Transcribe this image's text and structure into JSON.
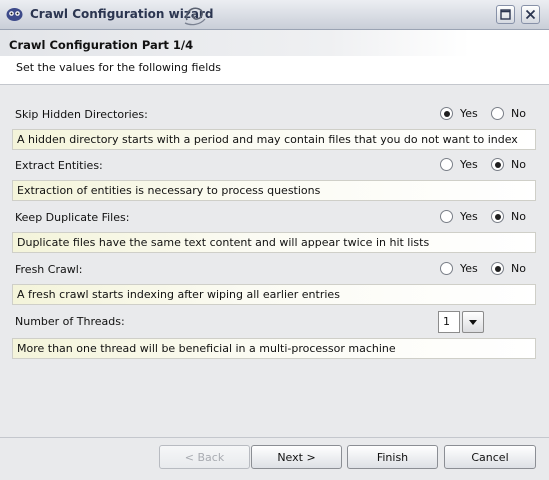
{
  "window": {
    "title": "Crawl Configuration wizard"
  },
  "header": {
    "title": "Crawl Configuration Part 1/4",
    "subtitle": "Set the values for the following fields"
  },
  "fields": [
    {
      "label": "Skip Hidden Directories:",
      "options": [
        "Yes",
        "No"
      ],
      "selected": "Yes",
      "hint": "A hidden directory starts with a period and may contain files that you do not want to index"
    },
    {
      "label": "Extract Entities:",
      "options": [
        "Yes",
        "No"
      ],
      "selected": "No",
      "hint": "Extraction of entities is necessary to process questions"
    },
    {
      "label": "Keep Duplicate Files:",
      "options": [
        "Yes",
        "No"
      ],
      "selected": "No",
      "hint": "Duplicate files have the same text content and will appear twice in hit lists"
    },
    {
      "label": "Fresh Crawl:",
      "options": [
        "Yes",
        "No"
      ],
      "selected": "No",
      "hint": "A fresh crawl starts indexing after wiping all earlier entries"
    }
  ],
  "threads": {
    "label": "Number of Threads:",
    "value": "1",
    "hint": "More than one thread will be beneficial in a multi-processor machine"
  },
  "buttons": {
    "back": "< Back",
    "next": "Next >",
    "finish": "Finish",
    "cancel": "Cancel"
  }
}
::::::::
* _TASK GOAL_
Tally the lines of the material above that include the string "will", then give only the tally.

* _REPLY TO THE EXERCISE_
2